Over the past couple of months, three federal NIL bills have been introduced and another draft for discussion circulated. One of those bills, the College Athlete Economic Freedom Act, is tackling the issue of international student athlete NIL.
The bill was reintroduced by Sen. Chris Murphy, D-Conn., and Rep. Lori Trahan, D-Mass, who previously introduced the bill in February 2021. The 2023 version, however, has added several new provisions to address issues that have become apparent as NIL has played out over the last two years.
International Student Athletes
The piece of this bill that caught my eye is a provision that would allow international college athletes to fully exploit their NIL without any violation of their F-1 student visa status.
Currently, international student athletes are extremely limited in what they can do with their NIL. Although they’re free to do NIL deals while in their home countries, any kind of “work” in the United States could violate the terms of their visa and result in it being revoked.
International athletes can engage in “passive” activities, such as licensing their NIL to a third party who does all the work. For example, they could license their NIL to a trading card company in exchange for a fee, and the company could create and promote the trading card. The athlete wouldn’t be able to promote this relationship at all, meaning they couldn’t even share their own trading card on social media to encourage sales, or the activity would no longer be passive.
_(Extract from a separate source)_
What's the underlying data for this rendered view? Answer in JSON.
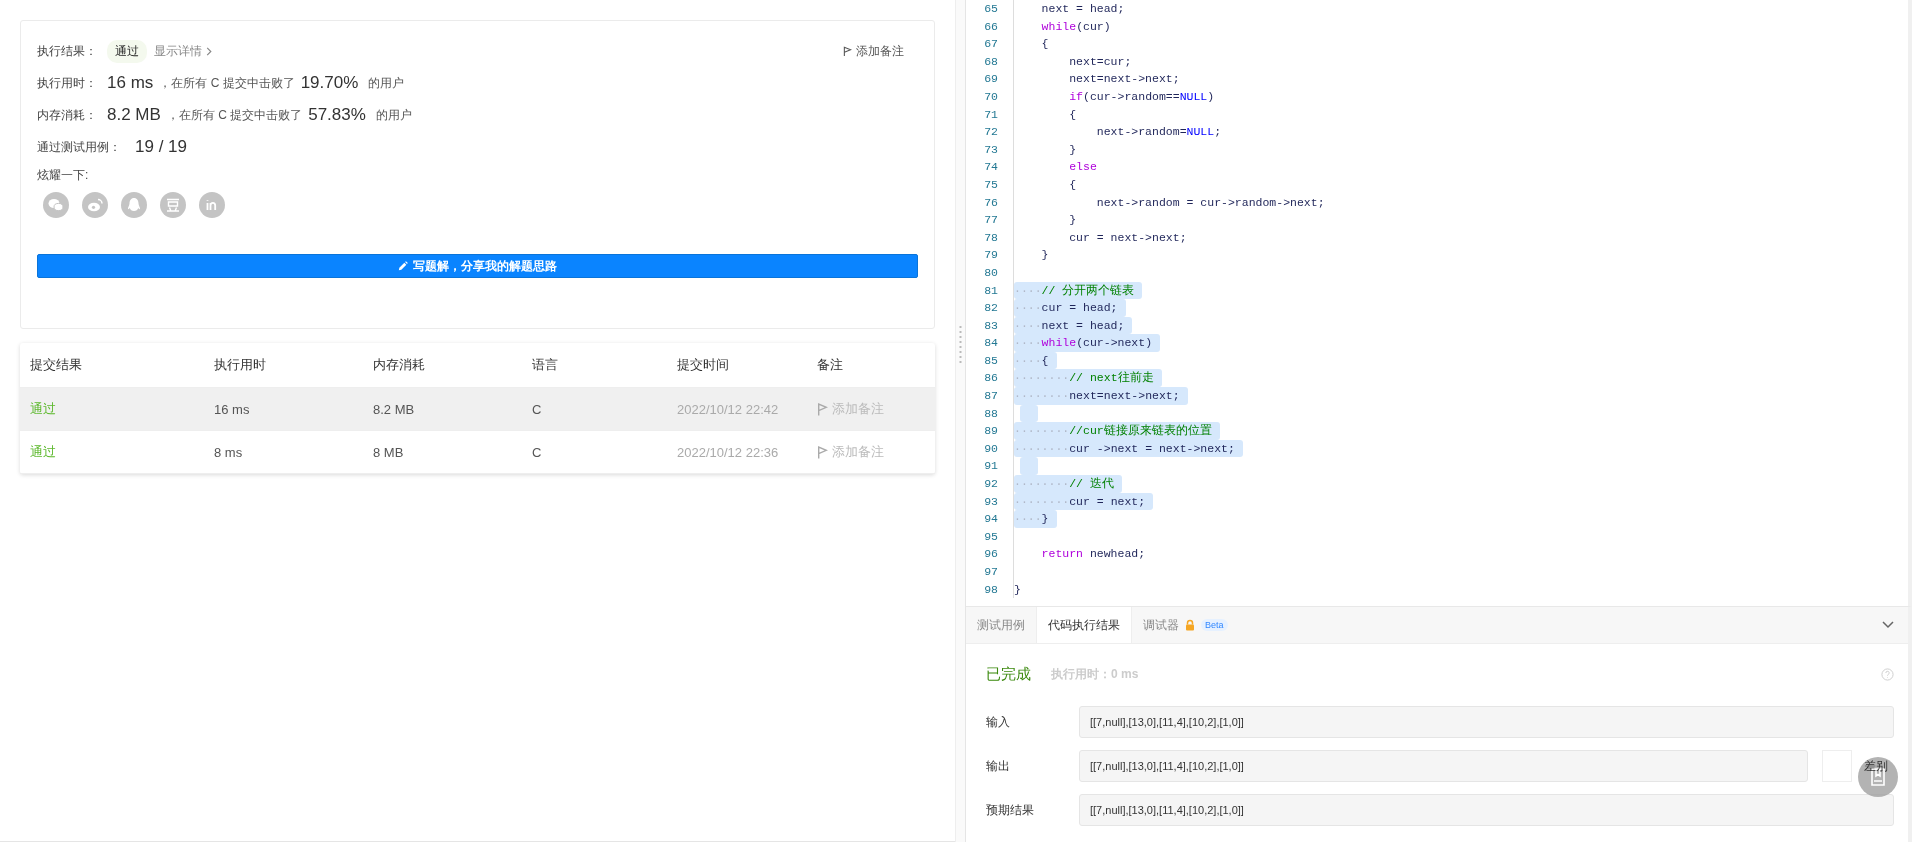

There are also options for some athletes to pursue P-1 or O-1 visas instead of their F-1 student visa. You can read or listen to a more in-depth discussion on our interview with immigration attorneys Ksenia Maiorova and Amy Maldonado.
In addition to allowing international athletes to freely participate in NIL, the College Athlete Economic Freedom Act also protects international student athletes if college athletes are found to be employees.
Another notable provision in the bill would require universities and conferences to obtain a group license from athletes for using their NIL in any kind of promotion, including through their media rights deals. This could be a huge windfall for student athletes.
The bill also requires universities and conferences to notify athletes how their NIL was being used and the revenue generated by the deal so athletes would have the information necessary to negotiate for their share of the revenue.
California has already proposed a bill that would require revenue sharing with athletes in its state.
Other specifics from the College Athlete Economic Freedom Act include:
- An unrestricted right for college athletes and perspective athletes (which would presumably include high school athletes) to market their NIL without restriction. This would limit the NCAA, conferences or universities from putting any parameters on NIL deals.
- Athletes could not be prohibited from retaining representation from attorneys, agents, collectives, players associations or others.
- Collectives would be compelled to register with the Federal Trade Commission and report all NIL deals in order to ensure there is no discrimination based on gender, race or sport.
- The NCAA, conferences or universities could be penalized in a number of ways under this bill, including through per se antitrust penalties (meaning if you meet the criteria, you are found liable without consideration of specific circumstances), a private right of action for athletes to pursue civil claims, and the ability of the FTC to levy “unfair or deceptive practices” penalties.
I also have a comparison of this and two other federal NIL bills, plus a draft for discussion, that have been introduced.NILNIL collectiveNIL internationalNIL newsNIL rights